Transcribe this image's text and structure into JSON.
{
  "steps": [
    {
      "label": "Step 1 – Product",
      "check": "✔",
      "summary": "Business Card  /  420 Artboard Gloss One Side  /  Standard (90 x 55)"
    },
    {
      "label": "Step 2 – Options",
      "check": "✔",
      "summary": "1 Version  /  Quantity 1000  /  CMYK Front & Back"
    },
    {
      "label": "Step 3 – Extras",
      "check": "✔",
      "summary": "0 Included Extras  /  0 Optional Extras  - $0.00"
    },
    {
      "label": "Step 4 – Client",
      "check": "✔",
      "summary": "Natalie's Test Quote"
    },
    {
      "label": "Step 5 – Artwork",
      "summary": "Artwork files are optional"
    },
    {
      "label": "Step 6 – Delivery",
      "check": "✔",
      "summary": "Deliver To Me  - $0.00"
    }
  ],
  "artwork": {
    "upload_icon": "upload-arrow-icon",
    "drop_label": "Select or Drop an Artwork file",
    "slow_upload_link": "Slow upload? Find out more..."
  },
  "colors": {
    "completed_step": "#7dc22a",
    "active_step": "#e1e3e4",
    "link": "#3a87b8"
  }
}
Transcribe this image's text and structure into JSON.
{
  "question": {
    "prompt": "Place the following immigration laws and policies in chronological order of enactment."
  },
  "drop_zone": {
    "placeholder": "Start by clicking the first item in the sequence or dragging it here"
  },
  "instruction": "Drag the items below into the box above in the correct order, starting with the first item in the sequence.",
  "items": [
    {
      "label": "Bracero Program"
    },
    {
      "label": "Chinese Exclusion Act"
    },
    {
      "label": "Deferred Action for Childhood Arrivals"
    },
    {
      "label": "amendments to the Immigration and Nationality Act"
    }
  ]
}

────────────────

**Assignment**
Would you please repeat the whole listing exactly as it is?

**Exercise answer**
Transcribe this image's text and structure into JSON.
{
  "steps": [
    {
      "label": "Step 1 – Product",
      "check": "✔",
      "summary": "Business Card  /  420 Artboard Gloss One Side  /  Standard (90 x 55)"
    },
    {
      "label": "Step 2 – Options",
      "check": "✔",
      "summary": "1 Version  /  Quantity 1000  /  CMYK Front & Back"
    },
    {
      "label": "Step 3 – Extras",
      "check": "✔",
      "summary": "0 Included Extras  /  0 Optional Extras  - $0.00"
    },
    {
      "label": "Step 4 – Client",
      "check": "✔",
      "summary": "Natalie's Test Quote"
    },
    {
      "label": "Step 5 – Artwork",
      "summary": "Artwork files are optional"
    },
    {
      "label": "Step 6 – Delivery",
      "check": "✔",
      "summary": "Deliver To Me  - $0.00"
    }
  ],
  "artwork": {
    "upload_icon": "upload-arrow-icon",
    "drop_label": "Select or Drop an Artwork file",
    "slow_upload_link": "Slow upload? Find out more..."
  },
  "colors": {
    "completed_step": "#7dc22a",
    "active_step": "#e1e3e4",
    "link": "#3a87b8"
  }
}
Transcribe this image's text and structure into JSON.
{
  "question": {
    "prompt": "Place the following immigration laws and policies in chronological order of enactment."
  },
  "drop_zone": {
    "placeholder": "Start by clicking the first item in the sequence or dragging it here"
  },
  "instruction": "Drag the items below into the box above in the correct order, starting with the first item in the sequence.",
  "items": [
    {
      "label": "Bracero Program"
    },
    {
      "label": "Chinese Exclusion Act"
    },
    {
      "label": "Deferred Action for Childhood Arrivals"
    },
    {
      "label": "amendments to the Immigration and Nationality Act"
    }
  ]
}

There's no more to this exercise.